| WORK INSTRUCTIONS |
Repeat the listing that follows exactly, please.

** Opening MATERIAL PROVIDED block **

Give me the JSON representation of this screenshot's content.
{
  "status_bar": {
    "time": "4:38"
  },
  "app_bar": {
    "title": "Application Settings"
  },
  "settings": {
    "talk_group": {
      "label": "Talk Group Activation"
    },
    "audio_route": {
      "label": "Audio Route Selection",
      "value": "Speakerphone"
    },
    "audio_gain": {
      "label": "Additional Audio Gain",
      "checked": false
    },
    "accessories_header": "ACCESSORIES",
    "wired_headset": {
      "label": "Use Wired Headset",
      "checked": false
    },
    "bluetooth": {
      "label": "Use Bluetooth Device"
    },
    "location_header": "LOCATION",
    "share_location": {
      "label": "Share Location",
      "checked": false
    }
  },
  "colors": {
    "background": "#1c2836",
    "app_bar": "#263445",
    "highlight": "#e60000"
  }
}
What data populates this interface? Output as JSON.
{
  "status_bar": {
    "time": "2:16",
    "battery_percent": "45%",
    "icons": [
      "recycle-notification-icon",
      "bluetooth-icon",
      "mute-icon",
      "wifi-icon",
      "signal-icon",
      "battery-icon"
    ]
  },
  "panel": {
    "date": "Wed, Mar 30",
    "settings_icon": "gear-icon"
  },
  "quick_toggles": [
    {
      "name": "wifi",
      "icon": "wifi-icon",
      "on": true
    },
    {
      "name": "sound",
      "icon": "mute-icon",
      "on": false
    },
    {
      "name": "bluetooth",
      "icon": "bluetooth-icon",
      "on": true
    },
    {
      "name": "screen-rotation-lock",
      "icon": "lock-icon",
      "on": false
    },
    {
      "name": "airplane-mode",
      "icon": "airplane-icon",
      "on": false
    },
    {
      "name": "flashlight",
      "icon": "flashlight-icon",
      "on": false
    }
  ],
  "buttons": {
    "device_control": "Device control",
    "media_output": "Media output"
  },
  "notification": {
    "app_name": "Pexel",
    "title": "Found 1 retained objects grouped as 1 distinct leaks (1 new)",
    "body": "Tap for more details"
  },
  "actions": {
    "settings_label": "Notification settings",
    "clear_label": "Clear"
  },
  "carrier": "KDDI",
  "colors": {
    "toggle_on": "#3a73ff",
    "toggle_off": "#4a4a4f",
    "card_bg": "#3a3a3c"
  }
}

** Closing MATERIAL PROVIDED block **

| RESPONSE |
Give me the JSON representation of this screenshot's content.
{
  "status_bar": {
    "time": "4:38"
  },
  "app_bar": {
    "title": "Application Settings"
  },
  "settings": {
    "talk_group": {
      "label": "Talk Group Activation"
    },
    "audio_route": {
      "label": "Audio Route Selection",
      "value": "Speakerphone"
    },
    "audio_gain": {
      "label": "Additional Audio Gain",
      "checked": false
    },
    "accessories_header": "ACCESSORIES",
    "wired_headset": {
      "label": "Use Wired Headset",
      "checked": false
    },
    "bluetooth": {
      "label": "Use Bluetooth Device"
    },
    "location_header": "LOCATION",
    "share_location": {
      "label": "Share Location",
      "checked": false
    }
  },
  "colors": {
    "background": "#1c2836",
    "app_bar": "#263445",
    "highlight": "#e60000"
  }
}
What data populates this interface? Output as JSON.
{
  "status_bar": {
    "time": "2:16",
    "battery_percent": "45%",
    "icons": [
      "recycle-notification-icon",
      "bluetooth-icon",
      "mute-icon",
      "wifi-icon",
      "signal-icon",
      "battery-icon"
    ]
  },
  "panel": {
    "date": "Wed, Mar 30",
    "settings_icon": "gear-icon"
  },
  "quick_toggles": [
    {
      "name": "wifi",
      "icon": "wifi-icon",
      "on": true
    },
    {
      "name": "sound",
      "icon": "mute-icon",
      "on": false
    },
    {
      "name": "bluetooth",
      "icon": "bluetooth-icon",
      "on": true
    },
    {
      "name": "screen-rotation-lock",
      "icon": "lock-icon",
      "on": false
    },
    {
      "name": "airplane-mode",
      "icon": "airplane-icon",
      "on": false
    },
    {
      "name": "flashlight",
      "icon": "flashlight-icon",
      "on": false
    }
  ],
  "buttons": {
    "device_control": "Device control",
    "media_output": "Media output"
  },
  "notification": {
    "app_name": "Pexel",
    "title": "Found 1 retained objects grouped as 1 distinct leaks (1 new)",
    "body": "Tap for more details"
  },
  "actions": {
    "settings_label": "Notification settings",
    "clear_label": "Clear"
  },
  "carrier": "KDDI",
  "colors": {
    "toggle_on": "#3a73ff",
    "toggle_off": "#4a4a4f",
    "card_bg": "#3a3a3c"
  }
}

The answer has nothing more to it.